|John Holmes Motherfucker - 2021-07-30 |
When I was nine years old, I knew who Jack Kirby was, and I knew who Stan Lee was. Stan was they guy portrayed in NOT BRAND ECCH, Marvel's self-referential homage to Mad Magazine, sitting at a desk with a "List of Things To Do Today" that only had one Item: "Breathe!" Jack was (probably) the guy who drew the picture. At nine, I as amazed at how fucking cool Marvel was, and now, at 63, I'm amazed at just how much I got it right back then. Few things in life have been less disappointing than Marvel. When I watch Avengers Endgame, or Captain America: Winter Soldier, or Thor: Ragnorok, or (Jesus Christ!) LOKI, not only am I channeling nine year old me, but, as an increasingly old man, I am living that little motherfucker's dream! Not every MCU movie is a masterpiece, but they have dramatically elevated the genre. Stan Lee died between the release of Black Panther and Infinity War. THAT is how a culture hero dies, triumphantly, shot from a cannon aimed straight at Pop Culture Valhalla!
The 1967 Spider-Man cartoon was produced at the nadir of American animation, a time of restrictive budgets and tight schedules, and it was pretty ridiculous, but it still managed to be cool. Best of all, it was cool in a way that was characteristically and unmistakably MARVEL.
And the music is crucial to how they pulled it off, especially, of course, that iconic theme song. "Iconic" is overused, but there's no other word. Even as I child, I could detect the Marvel Touch in that last verse, which suddenly turned introspective:
Wealth and fame he's ignored
Action is his reward
To him, life is a great big bang-up
Wherever there's a hang-up
You'll find a Spiderman!
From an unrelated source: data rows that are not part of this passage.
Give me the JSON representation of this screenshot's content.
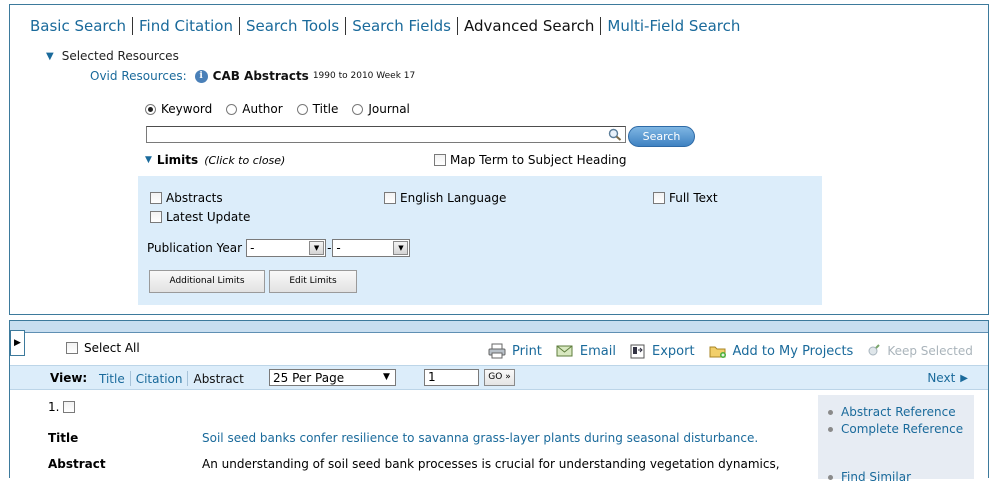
{
  "nav_tabs": [
    "Basic Search",
    "Find Citation",
    "Search Tools",
    "Search Fields",
    "Advanced Search",
    "Multi-Field Search"
  ],
  "active_tab": "Advanced Search",
  "selected_resources": {
    "label": "Selected Resources",
    "ovid_label": "Ovid Resources:",
    "resource_name": "CAB Abstracts",
    "resource_range": "1990 to 2010 Week 17"
  },
  "search": {
    "types": [
      "Keyword",
      "Author",
      "Title",
      "Journal"
    ],
    "selected_type": "Keyword",
    "query_value": "",
    "search_button": "Search"
  },
  "limits": {
    "label": "Limits",
    "hint": "(Click to close)",
    "map_term_label": "Map Term to Subject Heading",
    "checkboxes": [
      "Abstracts",
      "English Language",
      "Full Text",
      "Latest Update"
    ],
    "pub_year_label": "Publication Year",
    "pub_year_from": "-",
    "pub_year_to": "-",
    "dash": "-",
    "additional_limits_button": "Additional Limits",
    "edit_limits_button": "Edit Limits"
  },
  "results_toolbar": {
    "select_all": "Select All",
    "actions": [
      "Print",
      "Email",
      "Export",
      "Add to My Projects",
      "Keep Selected"
    ]
  },
  "viewbar": {
    "view_label": "View:",
    "views": [
      "Title",
      "Citation",
      "Abstract"
    ],
    "current_view": "Abstract",
    "per_page": "25 Per Page",
    "page_number": "1",
    "go_button": "GO »",
    "next_label": "Next"
  },
  "record": {
    "number": "1.",
    "title_label": "Title",
    "title_value": "Soil seed banks confer resilience to savanna grass-layer plants during seasonal disturbance.",
    "abstract_label": "Abstract",
    "abstract_value": "An understanding of soil seed bank processes is crucial for understanding vegetation dynamics,"
  },
  "record_links": [
    "Abstract Reference",
    "Complete Reference",
    "Find Similar"
  ],
  "colors": {
    "link": "#1a6a9b",
    "panel_border": "#3d7a9c",
    "limits_bg": "#dcedfa",
    "search_button": "#3f82c2"
  }
}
No one would ever write a theme song about how SUPERMAN sees the world, or anyone else to be seen on Saturday Morning Cartoons. It was fresh. It was touching. I thought so at the time, and I still think so.